■ TASK:
Give the lines below again, exactly as they stand, and leave out the images.

■ Excerpts from an interface dataset:

-- Opening Marker --

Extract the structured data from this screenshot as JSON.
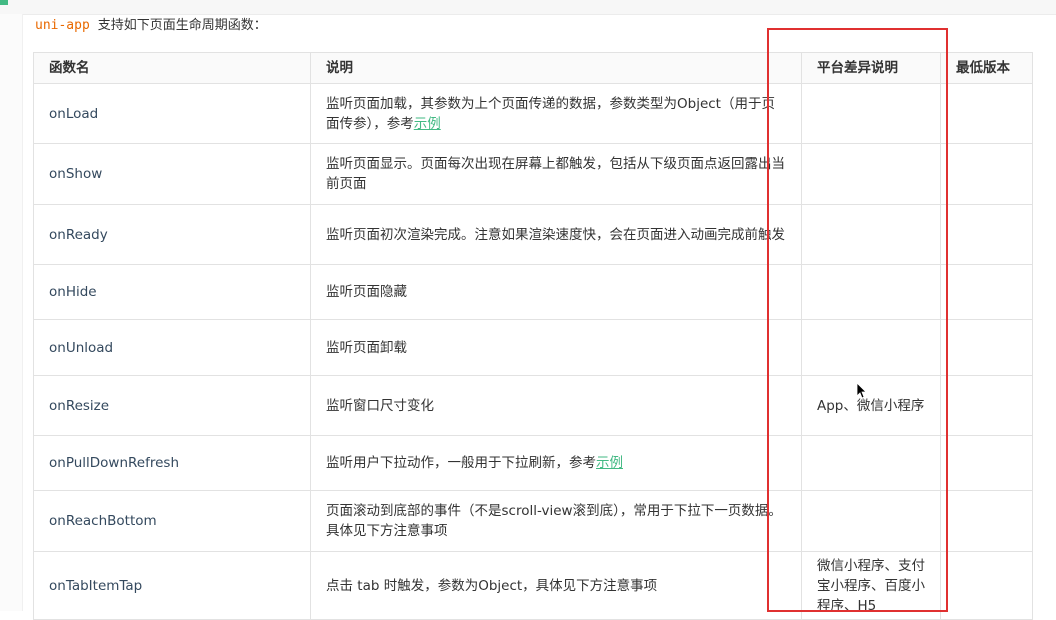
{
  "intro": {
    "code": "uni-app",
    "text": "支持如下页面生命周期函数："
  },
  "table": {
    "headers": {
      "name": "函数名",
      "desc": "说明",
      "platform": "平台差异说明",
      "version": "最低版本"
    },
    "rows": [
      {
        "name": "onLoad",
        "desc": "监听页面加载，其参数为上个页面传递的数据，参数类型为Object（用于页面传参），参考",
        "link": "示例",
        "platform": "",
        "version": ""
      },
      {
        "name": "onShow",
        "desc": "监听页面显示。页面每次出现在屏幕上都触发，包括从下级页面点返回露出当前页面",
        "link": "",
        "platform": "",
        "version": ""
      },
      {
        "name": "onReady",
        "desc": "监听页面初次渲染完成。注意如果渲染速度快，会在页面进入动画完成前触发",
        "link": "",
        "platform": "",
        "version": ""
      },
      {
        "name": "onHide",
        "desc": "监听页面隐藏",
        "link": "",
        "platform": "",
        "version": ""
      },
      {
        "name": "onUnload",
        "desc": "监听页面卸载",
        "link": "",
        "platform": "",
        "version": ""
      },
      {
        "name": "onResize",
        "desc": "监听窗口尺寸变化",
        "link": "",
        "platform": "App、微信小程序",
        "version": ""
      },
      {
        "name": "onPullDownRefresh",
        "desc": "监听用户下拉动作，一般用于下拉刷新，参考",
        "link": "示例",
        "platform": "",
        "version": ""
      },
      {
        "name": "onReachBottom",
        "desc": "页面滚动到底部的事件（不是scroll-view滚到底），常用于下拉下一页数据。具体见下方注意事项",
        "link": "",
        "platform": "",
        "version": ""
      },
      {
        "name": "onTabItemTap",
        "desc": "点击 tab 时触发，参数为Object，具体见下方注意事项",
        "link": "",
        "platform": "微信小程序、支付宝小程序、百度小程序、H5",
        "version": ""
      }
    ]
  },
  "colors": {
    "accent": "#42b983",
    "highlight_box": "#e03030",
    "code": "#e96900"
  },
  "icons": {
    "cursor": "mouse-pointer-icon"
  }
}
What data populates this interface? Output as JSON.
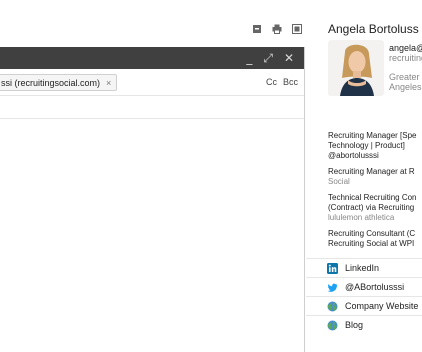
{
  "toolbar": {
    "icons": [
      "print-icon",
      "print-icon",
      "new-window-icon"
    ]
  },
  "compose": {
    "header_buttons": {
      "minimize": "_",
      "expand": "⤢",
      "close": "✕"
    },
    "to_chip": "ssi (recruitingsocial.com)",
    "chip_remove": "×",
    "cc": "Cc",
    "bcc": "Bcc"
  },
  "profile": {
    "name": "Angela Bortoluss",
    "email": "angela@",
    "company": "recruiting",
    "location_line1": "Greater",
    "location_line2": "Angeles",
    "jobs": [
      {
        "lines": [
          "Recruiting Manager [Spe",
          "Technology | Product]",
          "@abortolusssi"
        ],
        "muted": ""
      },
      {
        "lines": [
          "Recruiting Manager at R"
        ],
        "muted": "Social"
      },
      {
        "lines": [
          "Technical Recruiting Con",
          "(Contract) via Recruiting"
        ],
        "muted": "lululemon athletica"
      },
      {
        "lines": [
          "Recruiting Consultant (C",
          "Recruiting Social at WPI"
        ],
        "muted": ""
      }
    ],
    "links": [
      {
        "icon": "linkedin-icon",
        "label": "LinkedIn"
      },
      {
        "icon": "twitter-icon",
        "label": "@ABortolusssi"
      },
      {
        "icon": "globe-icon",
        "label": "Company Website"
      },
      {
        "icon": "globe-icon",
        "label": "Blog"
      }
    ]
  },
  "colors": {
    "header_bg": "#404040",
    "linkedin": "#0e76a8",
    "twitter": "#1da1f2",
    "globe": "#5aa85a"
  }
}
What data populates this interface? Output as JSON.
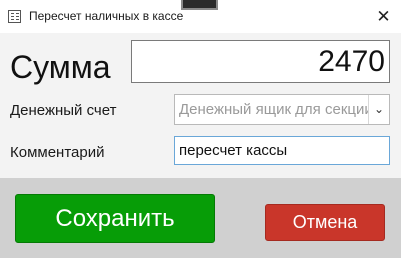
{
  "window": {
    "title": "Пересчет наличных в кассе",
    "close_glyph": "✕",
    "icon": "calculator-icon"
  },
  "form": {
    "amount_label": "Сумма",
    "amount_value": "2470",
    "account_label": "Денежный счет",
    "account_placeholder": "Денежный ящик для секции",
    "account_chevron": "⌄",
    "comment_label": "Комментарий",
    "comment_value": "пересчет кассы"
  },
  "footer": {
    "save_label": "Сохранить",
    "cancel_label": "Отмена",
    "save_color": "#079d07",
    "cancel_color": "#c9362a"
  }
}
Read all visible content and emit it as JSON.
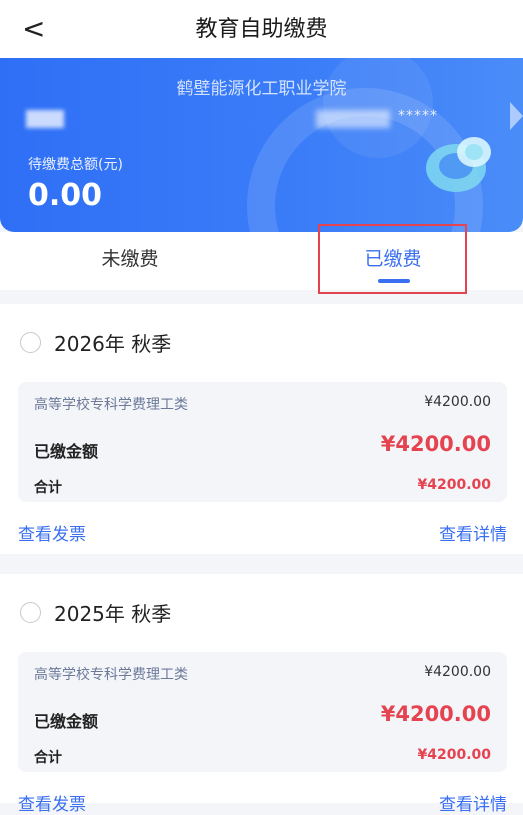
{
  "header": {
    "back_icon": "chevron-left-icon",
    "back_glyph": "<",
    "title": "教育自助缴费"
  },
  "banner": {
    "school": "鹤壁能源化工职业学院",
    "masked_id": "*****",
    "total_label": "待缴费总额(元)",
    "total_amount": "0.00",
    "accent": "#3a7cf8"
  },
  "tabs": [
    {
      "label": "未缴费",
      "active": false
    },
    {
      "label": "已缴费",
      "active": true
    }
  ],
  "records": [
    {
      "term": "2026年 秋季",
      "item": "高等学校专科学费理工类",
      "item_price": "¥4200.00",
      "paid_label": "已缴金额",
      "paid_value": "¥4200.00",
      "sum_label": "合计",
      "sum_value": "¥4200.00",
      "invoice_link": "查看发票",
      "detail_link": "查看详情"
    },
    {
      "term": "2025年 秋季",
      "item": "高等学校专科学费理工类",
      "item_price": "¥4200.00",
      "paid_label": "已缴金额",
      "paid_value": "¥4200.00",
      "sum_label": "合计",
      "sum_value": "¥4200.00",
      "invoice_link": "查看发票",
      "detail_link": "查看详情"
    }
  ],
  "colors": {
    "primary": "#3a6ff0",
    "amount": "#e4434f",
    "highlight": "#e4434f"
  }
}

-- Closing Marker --

■ SOLUTION TO THIS PROBLEM:
Extract the structured data from this screenshot as JSON.
{
  "intro": {
    "code": "uni-app",
    "text": "支持如下页面生命周期函数："
  },
  "table": {
    "headers": {
      "name": "函数名",
      "desc": "说明",
      "platform": "平台差异说明",
      "version": "最低版本"
    },
    "rows": [
      {
        "name": "onLoad",
        "desc": "监听页面加载，其参数为上个页面传递的数据，参数类型为Object（用于页面传参），参考",
        "link": "示例",
        "platform": "",
        "version": ""
      },
      {
        "name": "onShow",
        "desc": "监听页面显示。页面每次出现在屏幕上都触发，包括从下级页面点返回露出当前页面",
        "link": "",
        "platform": "",
        "version": ""
      },
      {
        "name": "onReady",
        "desc": "监听页面初次渲染完成。注意如果渲染速度快，会在页面进入动画完成前触发",
        "link": "",
        "platform": "",
        "version": ""
      },
      {
        "name": "onHide",
        "desc": "监听页面隐藏",
        "link": "",
        "platform": "",
        "version": ""
      },
      {
        "name": "onUnload",
        "desc": "监听页面卸载",
        "link": "",
        "platform": "",
        "version": ""
      },
      {
        "name": "onResize",
        "desc": "监听窗口尺寸变化",
        "link": "",
        "platform": "App、微信小程序",
        "version": ""
      },
      {
        "name": "onPullDownRefresh",
        "desc": "监听用户下拉动作，一般用于下拉刷新，参考",
        "link": "示例",
        "platform": "",
        "version": ""
      },
      {
        "name": "onReachBottom",
        "desc": "页面滚动到底部的事件（不是scroll-view滚到底），常用于下拉下一页数据。具体见下方注意事项",
        "link": "",
        "platform": "",
        "version": ""
      },
      {
        "name": "onTabItemTap",
        "desc": "点击 tab 时触发，参数为Object，具体见下方注意事项",
        "link": "",
        "platform": "微信小程序、支付宝小程序、百度小程序、H5",
        "version": ""
      }
    ]
  },
  "colors": {
    "accent": "#42b983",
    "highlight_box": "#e03030",
    "code": "#e96900"
  },
  "icons": {
    "cursor": "mouse-pointer-icon"
  }
}
What data populates this interface? Output as JSON.
{
  "toolbar": {
    "icons": [
      "print-icon",
      "print-icon",
      "new-window-icon"
    ]
  },
  "compose": {
    "header_buttons": {
      "minimize": "_",
      "expand": "⤢",
      "close": "✕"
    },
    "to_chip": "ssi (recruitingsocial.com)",
    "chip_remove": "×",
    "cc": "Cc",
    "bcc": "Bcc"
  },
  "profile": {
    "name": "Angela Bortoluss",
    "email": "angela@",
    "company": "recruiting",
    "location_line1": "Greater",
    "location_line2": "Angeles",
    "jobs": [
      {
        "lines": [
          "Recruiting Manager [Spe",
          "Technology | Product]",
          "@abortolusssi"
        ],
        "muted": ""
      },
      {
        "lines": [
          "Recruiting Manager at R"
        ],
        "muted": "Social"
      },
      {
        "lines": [
          "Technical Recruiting Con",
          "(Contract) via Recruiting"
        ],
        "muted": "lululemon athletica"
      },
      {
        "lines": [
          "Recruiting Consultant (C",
          "Recruiting Social at WPI"
        ],
        "muted": ""
      }
    ],
    "links": [
      {
        "icon": "linkedin-icon",
        "label": "LinkedIn"
      },
      {
        "icon": "twitter-icon",
        "label": "@ABortolusssi"
      },
      {
        "icon": "globe-icon",
        "label": "Company Website"
      },
      {
        "icon": "globe-icon",
        "label": "Blog"
      }
    ]
  },
  "colors": {
    "header_bg": "#404040",
    "linkedin": "#0e76a8",
    "twitter": "#1da1f2",
    "globe": "#5aa85a"
  }
}
What data populates this interface? Output as JSON.
{
  "window": {
    "title": "Пересчет наличных в кассе",
    "close_glyph": "✕",
    "icon": "calculator-icon"
  },
  "form": {
    "amount_label": "Сумма",
    "amount_value": "2470",
    "account_label": "Денежный счет",
    "account_placeholder": "Денежный ящик для секции",
    "account_chevron": "⌄",
    "comment_label": "Комментарий",
    "comment_value": "пересчет кассы"
  },
  "footer": {
    "save_label": "Сохранить",
    "cancel_label": "Отмена",
    "save_color": "#079d07",
    "cancel_color": "#c9362a"
  }
}
Read all visible content and emit it as JSON.
{
  "header": {
    "back_icon": "chevron-left-icon",
    "back_glyph": "<",
    "title": "教育自助缴费"
  },
  "banner": {
    "school": "鹤壁能源化工职业学院",
    "masked_id": "*****",
    "total_label": "待缴费总额(元)",
    "total_amount": "0.00",
    "accent": "#3a7cf8"
  },
  "tabs": [
    {
      "label": "未缴费",
      "active": false
    },
    {
      "label": "已缴费",
      "active": true
    }
  ],
  "records": [
    {
      "term": "2026年 秋季",
      "item": "高等学校专科学费理工类",
      "item_price": "¥4200.00",
      "paid_label": "已缴金额",
      "paid_value": "¥4200.00",
      "sum_label": "合计",
      "sum_value": "¥4200.00",
      "invoice_link": "查看发票",
      "detail_link": "查看详情"
    },
    {
      "term": "2025年 秋季",
      "item": "高等学校专科学费理工类",
      "item_price": "¥4200.00",
      "paid_label": "已缴金额",
      "paid_value": "¥4200.00",
      "sum_label": "合计",
      "sum_value": "¥4200.00",
      "invoice_link": "查看发票",
      "detail_link": "查看详情"
    }
  ],
  "colors": {
    "primary": "#3a6ff0",
    "amount": "#e4434f",
    "highlight": "#e4434f"
  }
}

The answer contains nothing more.